Top of THE INPUT

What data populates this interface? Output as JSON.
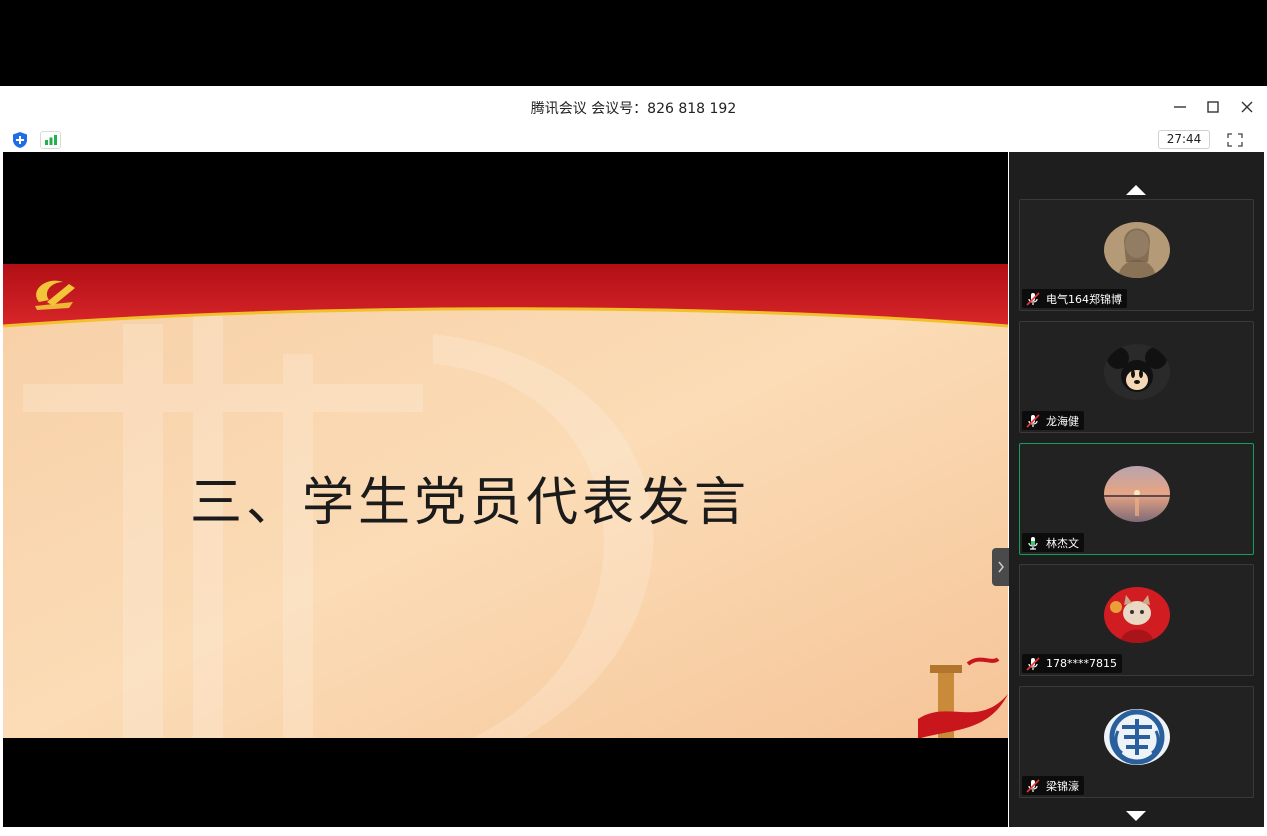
{
  "window": {
    "title": "腾讯会议 会议号：826 818 192",
    "minimize_icon": "minimize-icon",
    "maximize_icon": "maximize-icon",
    "close_icon": "close-icon"
  },
  "toolbar": {
    "security_icon": "shield-icon",
    "signal_icon": "signal-bars-icon",
    "timer": "27:44",
    "fullscreen_icon": "fullscreen-icon"
  },
  "slide": {
    "title": "三、学生党员代表发言",
    "colors": {
      "banner": "#c8151b",
      "background": "#f9d6ad",
      "gold": "#f2c02a"
    }
  },
  "participants": [
    {
      "name": "电气164郑锦博",
      "mic": "muted",
      "avatar": "portrait-photo"
    },
    {
      "name": "龙海健",
      "mic": "muted",
      "avatar": "mickey-mouse"
    },
    {
      "name": "林杰文",
      "mic": "active",
      "avatar": "sunset-sea"
    },
    {
      "name": "178****7815",
      "mic": "muted",
      "avatar": "cat-in-red"
    },
    {
      "name": "梁锦濠",
      "mic": "muted",
      "avatar": "blue-seal-character"
    }
  ],
  "colors": {
    "active_speaker_border": "#14a05a",
    "panel_bg": "#1e1e1e"
  }
}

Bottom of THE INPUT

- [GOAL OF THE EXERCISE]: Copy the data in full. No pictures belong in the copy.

- [ANSWER TO THIS TASK]:
What data populates this interface? Output as JSON.
{
  "window": {
    "title": "腾讯会议 会议号：826 818 192",
    "minimize_icon": "minimize-icon",
    "maximize_icon": "maximize-icon",
    "close_icon": "close-icon"
  },
  "toolbar": {
    "security_icon": "shield-icon",
    "signal_icon": "signal-bars-icon",
    "timer": "27:44",
    "fullscreen_icon": "fullscreen-icon"
  },
  "slide": {
    "title": "三、学生党员代表发言",
    "colors": {
      "banner": "#c8151b",
      "background": "#f9d6ad",
      "gold": "#f2c02a"
    }
  },
  "participants": [
    {
      "name": "电气164郑锦博",
      "mic": "muted",
      "avatar": "portrait-photo"
    },
    {
      "name": "龙海健",
      "mic": "muted",
      "avatar": "mickey-mouse"
    },
    {
      "name": "林杰文",
      "mic": "active",
      "avatar": "sunset-sea"
    },
    {
      "name": "178****7815",
      "mic": "muted",
      "avatar": "cat-in-red"
    },
    {
      "name": "梁锦濠",
      "mic": "muted",
      "avatar": "blue-seal-character"
    }
  ],
  "colors": {
    "active_speaker_border": "#14a05a",
    "panel_bg": "#1e1e1e"
  }
}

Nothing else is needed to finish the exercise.